Bright Blessings Be

Aslinn Dhan Dragonhawk

Sunday, November 05, 2006

A wonderful book came to me

Bright Blessings Be!

As I have traveled through my life and through my studies, I have found that I have met great people of faith, of Wiccan and Pagan and Christian, practicing Craft or just curious about the Craft. From time to time I have met resistance and not just from Christian friends who have noticed that my library leans heavily on the occult, but from Craft friends who say I cannot practice Craft and be Christian. One of these friends who expressed doubts, but does not hesitate to call me when she needs advice, called me about a month ago and said that I should get this little book called The Hex and Spell Craft of the Pennsylvania Dutch. I meant to get it, but then Celeste, my circle leader died and I started a temp job and I completely forgot about it when I saw it on I went on and ahead and ordered it and when it came in, I immediately devoured it. For a long time I wanted to find a book that very closely resembled or explained what I did as a witch, and though I still lean heavily on the Wiccan side of things like ritual and symbol, this book explained so much about what I believed in as a Christian and a worker of the Craft.

The book also delved into the magical practices of my Appalachian culture, and there are tons of magical spells and rituals in my culture that I have been collecting for years. This sort of magic is loosely referred to as Pow Wow and mixes some Native American Practices with Appalachian, sort of a non-Catholic, Protestant Appalachian Hoo Doo. It is mostly cures and herbs and prayers but there are also some spells and castings and other magical rituals one would be accustomed to.

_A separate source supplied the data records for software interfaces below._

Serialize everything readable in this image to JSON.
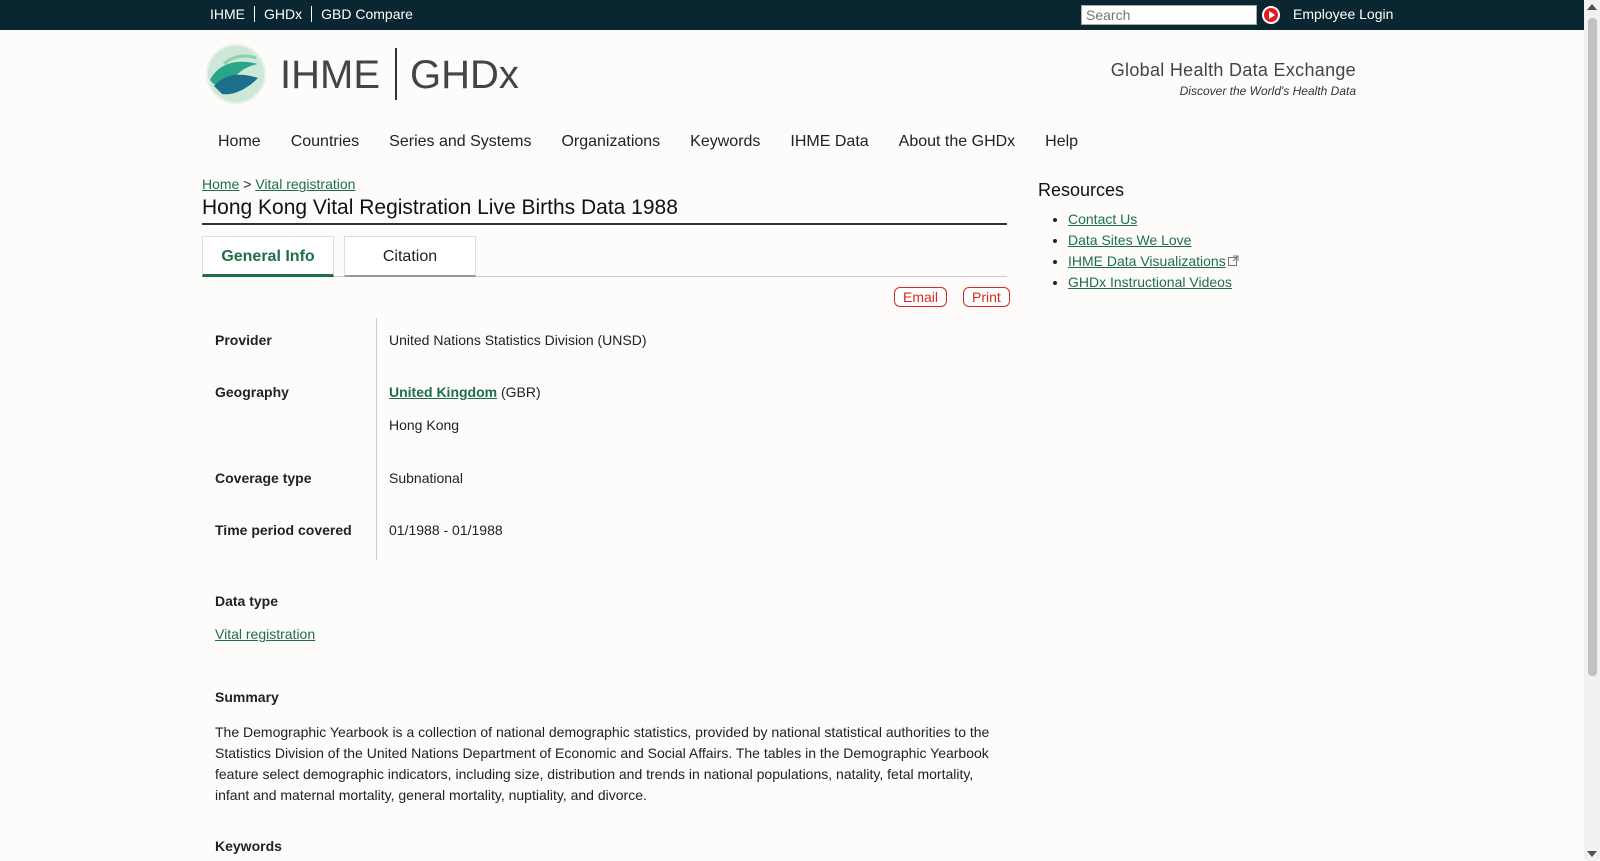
{
  "topbar": {
    "links": [
      "IHME",
      "GHDx",
      "GBD Compare"
    ],
    "search_placeholder": "Search",
    "login": "Employee Login"
  },
  "header": {
    "logo_left": "IHME",
    "logo_right": "GHDx",
    "brand_title": "Global Health Data Exchange",
    "brand_subtitle": "Discover the World's Health Data"
  },
  "nav": [
    "Home",
    "Countries",
    "Series and Systems",
    "Organizations",
    "Keywords",
    "IHME Data",
    "About the GHDx",
    "Help"
  ],
  "breadcrumb": {
    "home": "Home",
    "sep": ">",
    "current": "Vital registration"
  },
  "page_title": "Hong Kong Vital Registration Live Births Data 1988",
  "tabs": {
    "general": "General Info",
    "citation": "Citation"
  },
  "actions": {
    "email": "Email",
    "print": "Print"
  },
  "fields": {
    "provider_label": "Provider",
    "provider_value": "United Nations Statistics Division (UNSD)",
    "geography_label": "Geography",
    "geography_country": "United Kingdom",
    "geography_code": "(GBR)",
    "geography_sub": "Hong Kong",
    "coverage_label": "Coverage type",
    "coverage_value": "Subnational",
    "time_label": "Time period covered",
    "time_value": "01/1988 - 01/1988"
  },
  "data_type": {
    "label": "Data type",
    "value": "Vital registration"
  },
  "summary": {
    "label": "Summary",
    "text": "The Demographic Yearbook is a collection of national demographic statistics, provided by national statistical authorities to the Statistics Division of the United Nations Department of Economic and Social Affairs. The tables in the Demographic Yearbook feature select demographic indicators, including size, distribution and trends in national populations, natality, fetal mortality, infant and maternal mortality, general mortality, nuptiality, and divorce."
  },
  "keywords_label": "Keywords",
  "resources": {
    "heading": "Resources",
    "items": [
      "Contact Us",
      "Data Sites We Love",
      "IHME Data Visualizations",
      "GHDx Instructional Videos"
    ]
  },
  "colors": {
    "topbar": "#0a2630",
    "link": "#1d7046",
    "action_red": "#d52a1e"
  }
}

This form of magic is practiced by the plain people, the Mennonites, Amish and the Lutheran brethren and there are some who say that they look at the hexes and the spellcraft with embarrassment because they are condemned as superstitious. This is not true because witches are not superstitious and they are not given to practicing superstition. They are practical people who wish to be of help and are in tune with the world of nature.

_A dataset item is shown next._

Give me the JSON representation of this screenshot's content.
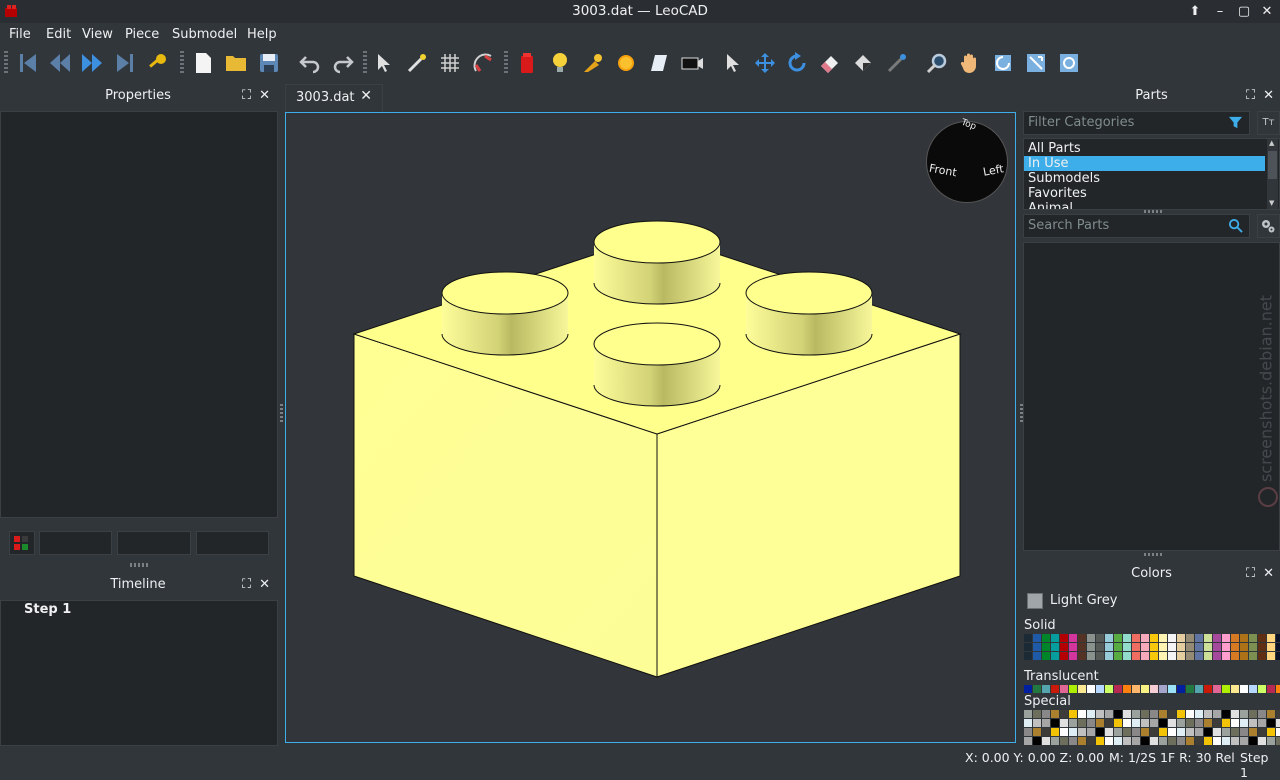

While I needed no book to vindicate me and my beliefs and practices, I feel as though a friend has been taught that there is a wide world of magics and an even wider world of witches tan she has ever imagined.

Merry Meet, Merry Met, Merry Meet Again.....

Aslinn Dhan Dragonhawk